Schlotthauer was sanguine that the threat of trade wars would also not de-rail EM performance. “We do not see trade wars as a base case, but one can only guesstimate the probability of this risk” Other panelists agreed. In Hauner’s view, Trump’s m.o. was to create noise, wait for a concession and then take a quick victory. “We don’t think he wants a lot of unresolved fights…NAFTA should be resolved by summer because of the US midterms, and China wants to find some common ground with the US,” he reasoned. Wildmann ventured that Mexico and China were reacting rationally, with President Xi being quite clever, in their responses to Trump. The US president’s tirades against other DM countries was not weakening the potential for a strong and united US-European stance.
The importance of selecting active managers in EM investment was highlighted by panelists. Hauner noted that a study of ETF performance revealed that active managers had historically outperformed indexed funds in a rising US rate environment. Increased oil prices, elections and the USD fx rate would all effect EM countries differently, thus making the case for active managers. Schlotthauer affirmed that the growth of the EM universe over the past two decades to include a much higher number of countries-- with a wide range of ratings and maturities-- gave EM portfolio managers, “a much more varied range of opportunities.”
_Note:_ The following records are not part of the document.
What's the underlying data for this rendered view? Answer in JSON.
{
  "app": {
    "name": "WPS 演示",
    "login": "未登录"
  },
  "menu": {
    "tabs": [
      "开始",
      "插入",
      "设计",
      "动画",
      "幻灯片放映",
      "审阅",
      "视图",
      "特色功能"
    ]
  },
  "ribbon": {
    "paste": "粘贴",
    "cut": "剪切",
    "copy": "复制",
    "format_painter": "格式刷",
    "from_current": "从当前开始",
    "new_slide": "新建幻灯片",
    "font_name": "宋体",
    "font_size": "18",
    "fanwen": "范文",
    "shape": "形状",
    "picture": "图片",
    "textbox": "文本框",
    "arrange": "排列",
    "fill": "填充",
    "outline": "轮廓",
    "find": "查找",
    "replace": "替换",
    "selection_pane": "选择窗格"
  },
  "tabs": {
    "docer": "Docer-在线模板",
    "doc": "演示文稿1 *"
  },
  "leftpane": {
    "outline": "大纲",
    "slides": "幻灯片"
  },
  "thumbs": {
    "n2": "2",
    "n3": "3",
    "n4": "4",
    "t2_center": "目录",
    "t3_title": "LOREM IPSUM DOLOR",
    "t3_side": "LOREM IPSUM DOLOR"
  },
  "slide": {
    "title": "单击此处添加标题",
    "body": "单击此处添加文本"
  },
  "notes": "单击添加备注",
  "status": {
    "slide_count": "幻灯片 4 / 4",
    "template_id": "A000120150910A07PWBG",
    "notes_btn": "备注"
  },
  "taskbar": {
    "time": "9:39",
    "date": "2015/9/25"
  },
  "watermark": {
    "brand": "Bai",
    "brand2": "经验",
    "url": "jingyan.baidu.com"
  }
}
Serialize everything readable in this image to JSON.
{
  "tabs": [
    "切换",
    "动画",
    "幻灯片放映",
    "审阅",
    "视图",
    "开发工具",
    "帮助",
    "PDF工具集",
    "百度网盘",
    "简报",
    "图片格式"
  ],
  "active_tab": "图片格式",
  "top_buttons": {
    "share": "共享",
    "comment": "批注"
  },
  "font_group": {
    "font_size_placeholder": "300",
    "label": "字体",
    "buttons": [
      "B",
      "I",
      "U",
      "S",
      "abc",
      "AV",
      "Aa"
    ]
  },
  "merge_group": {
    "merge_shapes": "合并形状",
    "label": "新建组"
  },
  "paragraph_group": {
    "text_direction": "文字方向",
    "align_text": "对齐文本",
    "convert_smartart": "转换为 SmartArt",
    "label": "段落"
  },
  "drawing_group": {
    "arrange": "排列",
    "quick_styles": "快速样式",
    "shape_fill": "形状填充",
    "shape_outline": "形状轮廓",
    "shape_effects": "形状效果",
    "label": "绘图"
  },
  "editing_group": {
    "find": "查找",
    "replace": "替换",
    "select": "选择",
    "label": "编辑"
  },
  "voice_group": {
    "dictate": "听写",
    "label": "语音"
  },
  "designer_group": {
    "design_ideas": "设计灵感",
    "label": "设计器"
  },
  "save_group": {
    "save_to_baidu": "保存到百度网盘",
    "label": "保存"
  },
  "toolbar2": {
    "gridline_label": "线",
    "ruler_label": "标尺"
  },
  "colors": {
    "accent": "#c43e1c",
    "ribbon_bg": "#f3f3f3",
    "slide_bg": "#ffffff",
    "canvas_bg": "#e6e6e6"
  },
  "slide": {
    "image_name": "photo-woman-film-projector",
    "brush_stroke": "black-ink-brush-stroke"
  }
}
Picking up on the theme of the expanded EM universe, Wildmann affirmed that with frontier market expansion, “you need to increase your team, and dig deeper into the single B credit space.” The desire by clients for more diversified portfolios posed a challenge for managers, who needed to create “smarter products,” and needed more staff to analyze more illiquid debt.
Following his emphasis on global themes, Stear steered the panel through select credits. Wildmann explained that general bullishness on Russia, including crossover inflows, earlier in the year, had led to a strong sell-off as the US adopted stronger sanctions on April 6. While he thought assets might have over-corrected, and pockets of value likely existed, possible further noise in the run up to the US midterms made Russian debt vulnerable to further downside. “Selection is key; one needs to be quite cautious in Russian corporates,” he concluded.
Hauner concurred that there was still likely to be additional crossover selling, and further downside risk. “However, at the end of the day, fundamentals will prevail in Russia, especially for those firms not affected by sanctions.”
Views on South Africa diverged. Schlotthauer questioned whether President Ramaphosa would be able to deliver reforms, “and so far there is not too much clarity.” Gullberg argued that moves at South African SOE boards to root out corruption were notable, and this could lead to strong growth in a country where SOEs played an important role in the economy. “Business confidence and consumer confidence are booming,” he added.